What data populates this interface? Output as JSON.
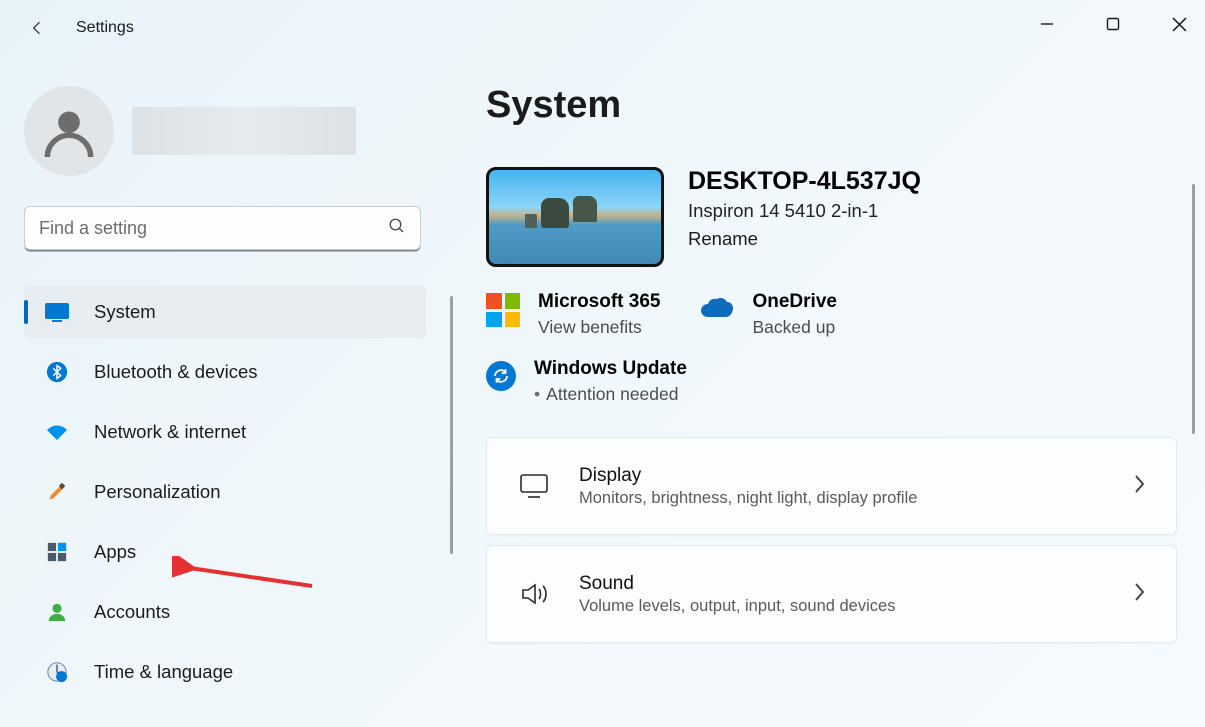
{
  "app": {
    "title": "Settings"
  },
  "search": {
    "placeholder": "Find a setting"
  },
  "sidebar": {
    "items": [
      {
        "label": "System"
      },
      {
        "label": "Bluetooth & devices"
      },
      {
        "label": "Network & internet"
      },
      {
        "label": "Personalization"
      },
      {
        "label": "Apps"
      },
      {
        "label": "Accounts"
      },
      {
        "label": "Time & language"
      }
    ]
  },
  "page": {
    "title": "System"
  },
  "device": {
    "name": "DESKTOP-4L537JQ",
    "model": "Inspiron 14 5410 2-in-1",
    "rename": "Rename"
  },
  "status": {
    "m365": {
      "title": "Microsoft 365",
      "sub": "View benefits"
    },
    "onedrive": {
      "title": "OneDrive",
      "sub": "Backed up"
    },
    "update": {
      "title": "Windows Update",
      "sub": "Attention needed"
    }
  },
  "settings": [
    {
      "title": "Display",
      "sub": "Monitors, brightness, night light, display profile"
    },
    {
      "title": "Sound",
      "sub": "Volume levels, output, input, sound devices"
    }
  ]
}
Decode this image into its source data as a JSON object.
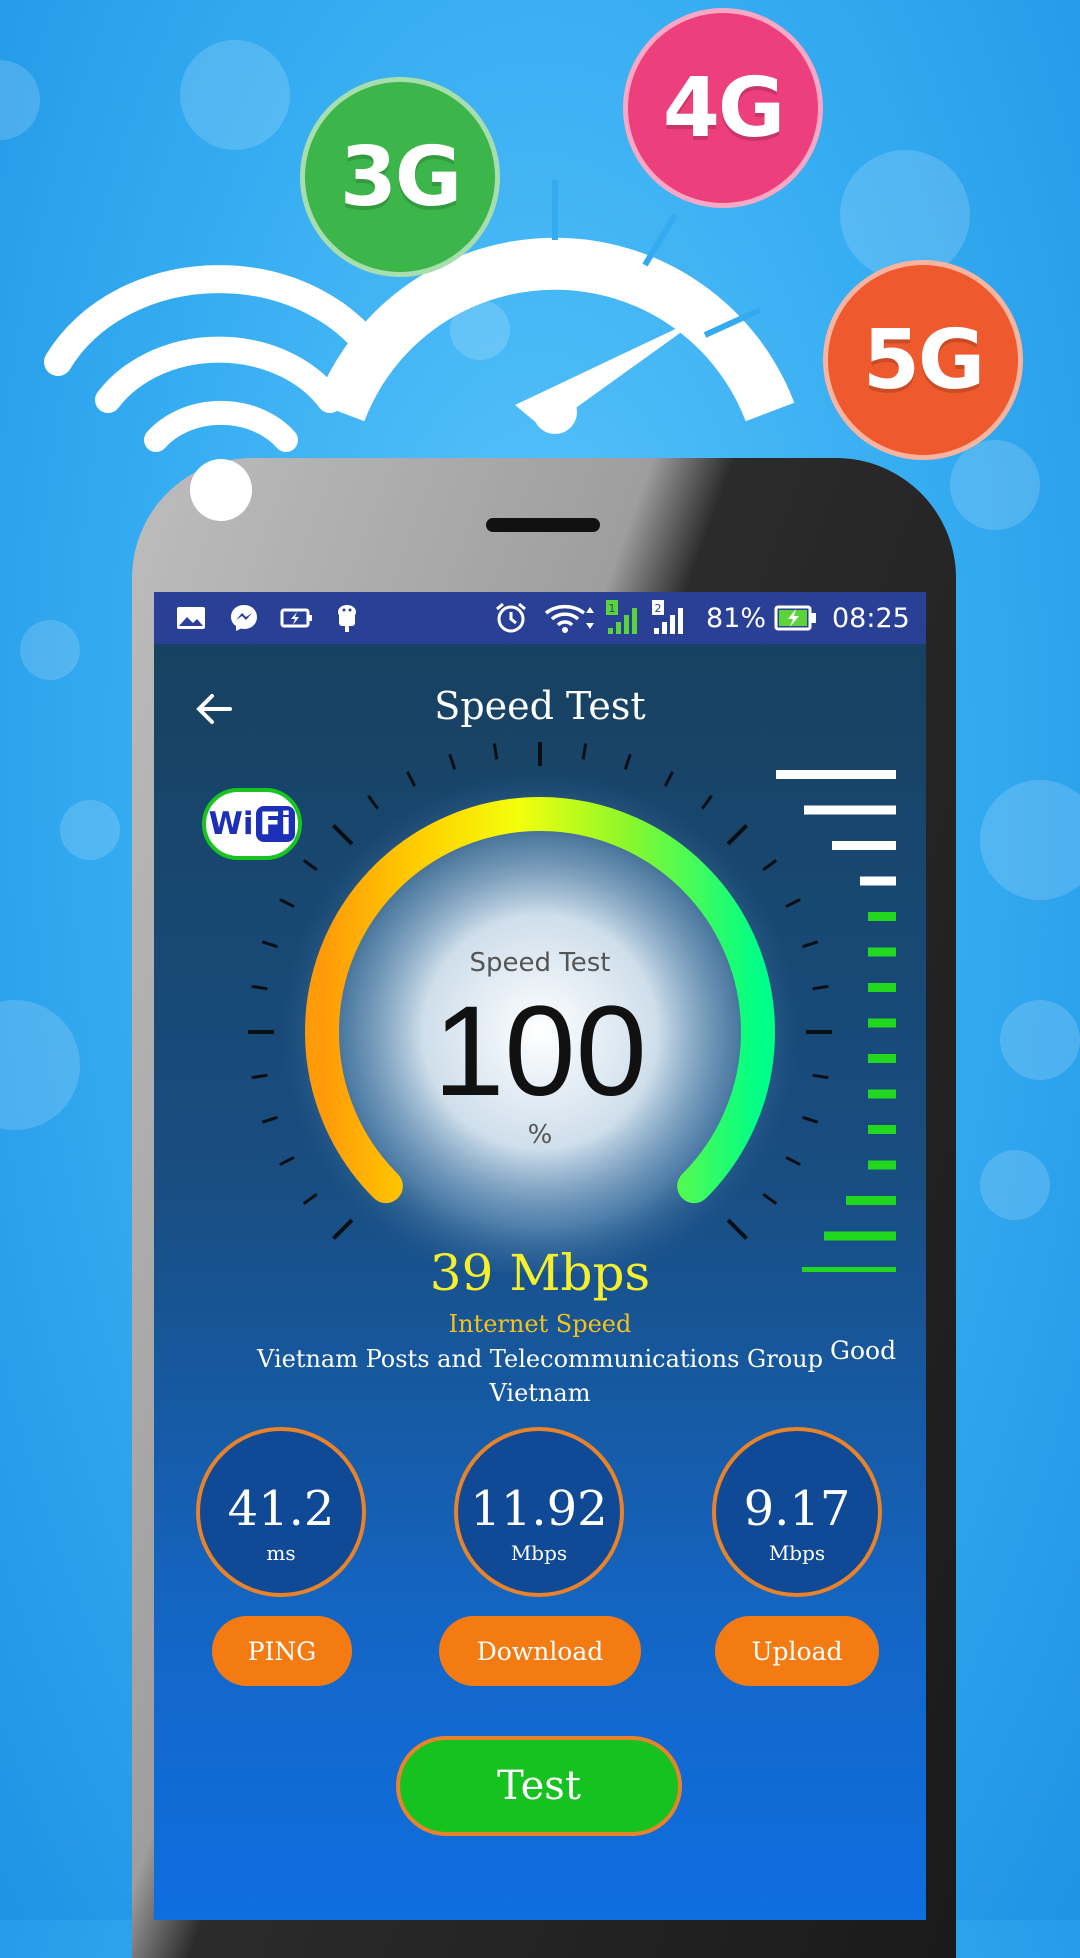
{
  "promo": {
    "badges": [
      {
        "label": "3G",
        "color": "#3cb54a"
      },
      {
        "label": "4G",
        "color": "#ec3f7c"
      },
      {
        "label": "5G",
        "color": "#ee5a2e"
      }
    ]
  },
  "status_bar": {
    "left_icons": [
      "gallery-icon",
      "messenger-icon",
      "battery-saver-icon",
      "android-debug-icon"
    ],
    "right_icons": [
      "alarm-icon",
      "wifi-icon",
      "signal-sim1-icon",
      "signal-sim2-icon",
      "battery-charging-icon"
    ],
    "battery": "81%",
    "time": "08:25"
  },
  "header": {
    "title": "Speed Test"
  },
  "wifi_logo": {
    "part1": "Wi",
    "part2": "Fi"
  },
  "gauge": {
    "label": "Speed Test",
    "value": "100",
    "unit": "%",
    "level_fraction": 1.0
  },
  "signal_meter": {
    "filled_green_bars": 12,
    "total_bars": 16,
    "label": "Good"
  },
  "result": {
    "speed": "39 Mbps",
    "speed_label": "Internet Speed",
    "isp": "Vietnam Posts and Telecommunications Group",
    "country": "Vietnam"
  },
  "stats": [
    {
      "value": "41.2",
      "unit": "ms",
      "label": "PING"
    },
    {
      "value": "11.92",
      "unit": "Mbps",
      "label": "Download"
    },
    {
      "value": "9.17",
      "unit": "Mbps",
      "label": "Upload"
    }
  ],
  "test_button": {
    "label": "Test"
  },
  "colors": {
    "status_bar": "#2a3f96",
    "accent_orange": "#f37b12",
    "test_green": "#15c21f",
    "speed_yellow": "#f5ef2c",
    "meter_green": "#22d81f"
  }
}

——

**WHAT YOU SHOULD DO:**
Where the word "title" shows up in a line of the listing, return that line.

**WRITTEN RESPONSE:**
    "title": "Settings"
    "title": "System"
      "title": "Microsoft 365",
      "title": "OneDrive",
      "title": "Windows Update",
      "title": "Display",
      "title": "Sound",
    "title": "Speed Test"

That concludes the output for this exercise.